Items from a data source
——

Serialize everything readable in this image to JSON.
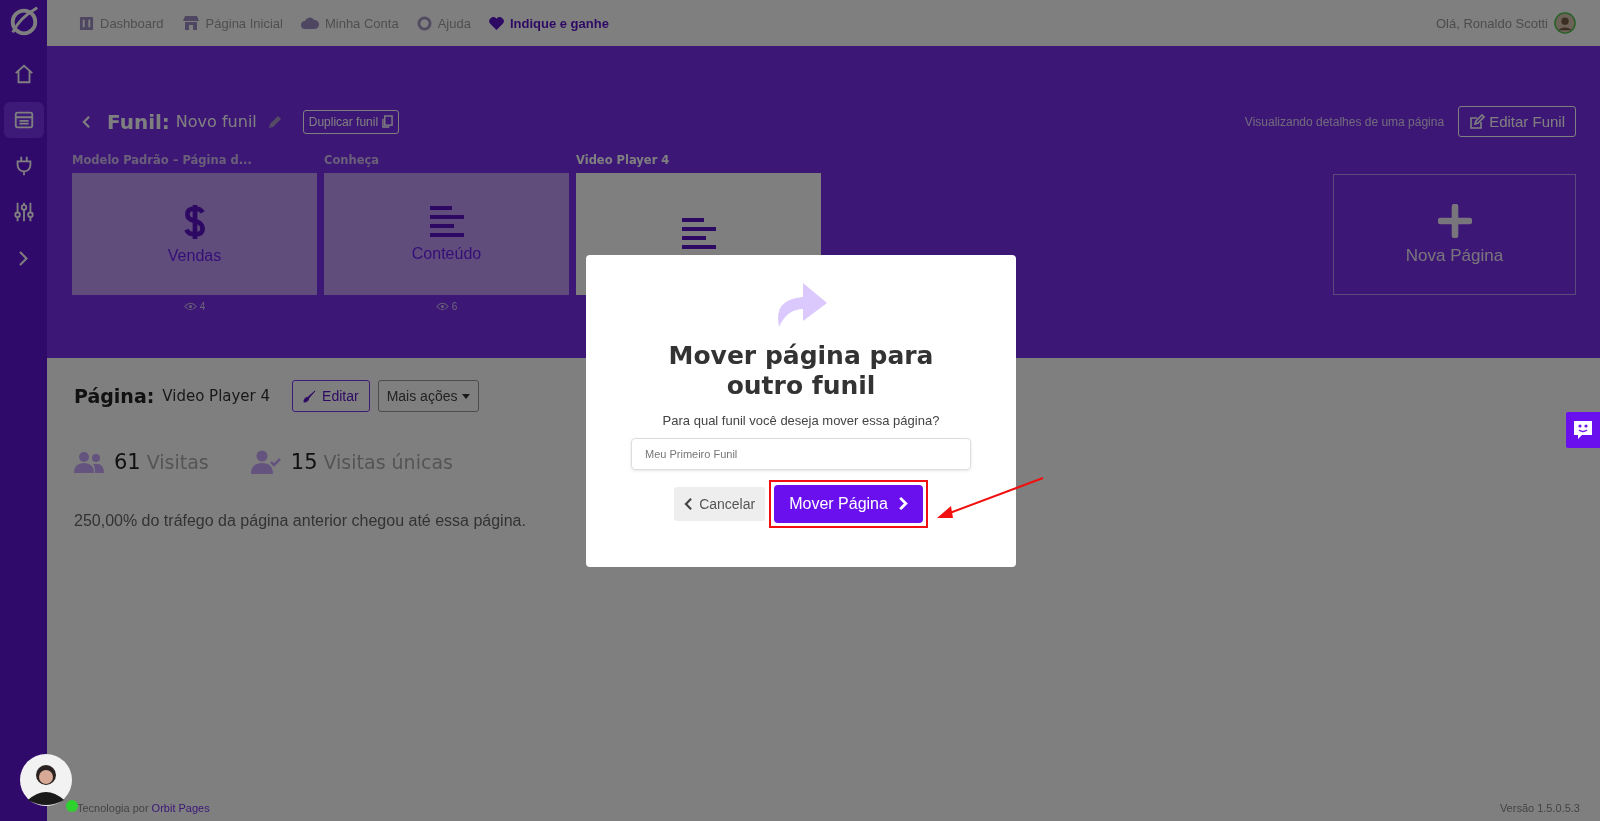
{
  "top_nav": {
    "items": [
      {
        "kind": "dashboard",
        "label": "Dashboard",
        "highlighted": false
      },
      {
        "kind": "store",
        "label": "Página Inicial",
        "highlighted": false
      },
      {
        "kind": "cloud",
        "label": "Minha Conta",
        "highlighted": false
      },
      {
        "kind": "help",
        "label": "Ajuda",
        "highlighted": false
      },
      {
        "kind": "heart",
        "label": "Indique e ganhe",
        "highlighted": true
      }
    ],
    "greeting": "Olá, Ronaldo Scotti"
  },
  "sidebar": {
    "items": [
      {
        "kind": "home",
        "selected": false
      },
      {
        "kind": "pages",
        "selected": true
      },
      {
        "kind": "plug",
        "selected": false
      },
      {
        "kind": "sliders",
        "selected": false
      },
      {
        "kind": "expand",
        "selected": false
      }
    ]
  },
  "funnel": {
    "label": "Funil:",
    "name": "Novo funil",
    "duplicate_button": "Duplicar funil",
    "status": "Visualizando detalhes de uma página",
    "edit_button": "Editar Funil",
    "pages": [
      {
        "title": "Modelo Padrão – Página d...",
        "kind": "sales",
        "type": "Vendas",
        "views": "4",
        "selected": false
      },
      {
        "title": "Conheça",
        "kind": "content",
        "type": "Conteúdo",
        "views": "6",
        "selected": false
      },
      {
        "title": "Video Player 4",
        "kind": "content",
        "selected": true
      }
    ],
    "new_page": "Nova Página"
  },
  "page_detail": {
    "label": "Página:",
    "name": "Video Player 4",
    "edit_button": "Editar",
    "more_button": "Mais ações",
    "stats": [
      {
        "kind": "visits",
        "value": "61",
        "label": "Visitas"
      },
      {
        "kind": "unique",
        "value": "15",
        "label": "Visitas únicas"
      }
    ],
    "traffic_note": "250,00% do tráfego da página anterior chegou até essa página."
  },
  "footer": {
    "credit": "Tecnologia por",
    "link": "Orbit Pages",
    "version": "Versão 1.5.0.5.3"
  },
  "modal": {
    "title": "Mover página para outro funil",
    "question": "Para qual funil você deseja mover essa página?",
    "select_value": "Meu Primeiro Funil",
    "cancel": "Cancelar",
    "confirm": "Mover Página"
  }
}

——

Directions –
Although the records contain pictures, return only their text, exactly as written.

Result –
Serialize everything readable in this image to JSON.
{
  "top_nav": {
    "items": [
      {
        "kind": "dashboard",
        "label": "Dashboard",
        "highlighted": false
      },
      {
        "kind": "store",
        "label": "Página Inicial",
        "highlighted": false
      },
      {
        "kind": "cloud",
        "label": "Minha Conta",
        "highlighted": false
      },
      {
        "kind": "help",
        "label": "Ajuda",
        "highlighted": false
      },
      {
        "kind": "heart",
        "label": "Indique e ganhe",
        "highlighted": true
      }
    ],
    "greeting": "Olá, Ronaldo Scotti"
  },
  "sidebar": {
    "items": [
      {
        "kind": "home",
        "selected": false
      },
      {
        "kind": "pages",
        "selected": true
      },
      {
        "kind": "plug",
        "selected": false
      },
      {
        "kind": "sliders",
        "selected": false
      },
      {
        "kind": "expand",
        "selected": false
      }
    ]
  },
  "funnel": {
    "label": "Funil:",
    "name": "Novo funil",
    "duplicate_button": "Duplicar funil",
    "status": "Visualizando detalhes de uma página",
    "edit_button": "Editar Funil",
    "pages": [
      {
        "title": "Modelo Padrão – Página d...",
        "kind": "sales",
        "type": "Vendas",
        "views": "4",
        "selected": false
      },
      {
        "title": "Conheça",
        "kind": "content",
        "type": "Conteúdo",
        "views": "6",
        "selected": false
      },
      {
        "title": "Video Player 4",
        "kind": "content",
        "selected": true
      }
    ],
    "new_page": "Nova Página"
  },
  "page_detail": {
    "label": "Página:",
    "name": "Video Player 4",
    "edit_button": "Editar",
    "more_button": "Mais ações",
    "stats": [
      {
        "kind": "visits",
        "value": "61",
        "label": "Visitas"
      },
      {
        "kind": "unique",
        "value": "15",
        "label": "Visitas únicas"
      }
    ],
    "traffic_note": "250,00% do tráfego da página anterior chegou até essa página."
  },
  "footer": {
    "credit": "Tecnologia por",
    "link": "Orbit Pages",
    "version": "Versão 1.5.0.5.3"
  },
  "modal": {
    "title": "Mover página para outro funil",
    "question": "Para qual funil você deseja mover essa página?",
    "select_value": "Meu Primeiro Funil",
    "cancel": "Cancelar",
    "confirm": "Mover Página"
  }
}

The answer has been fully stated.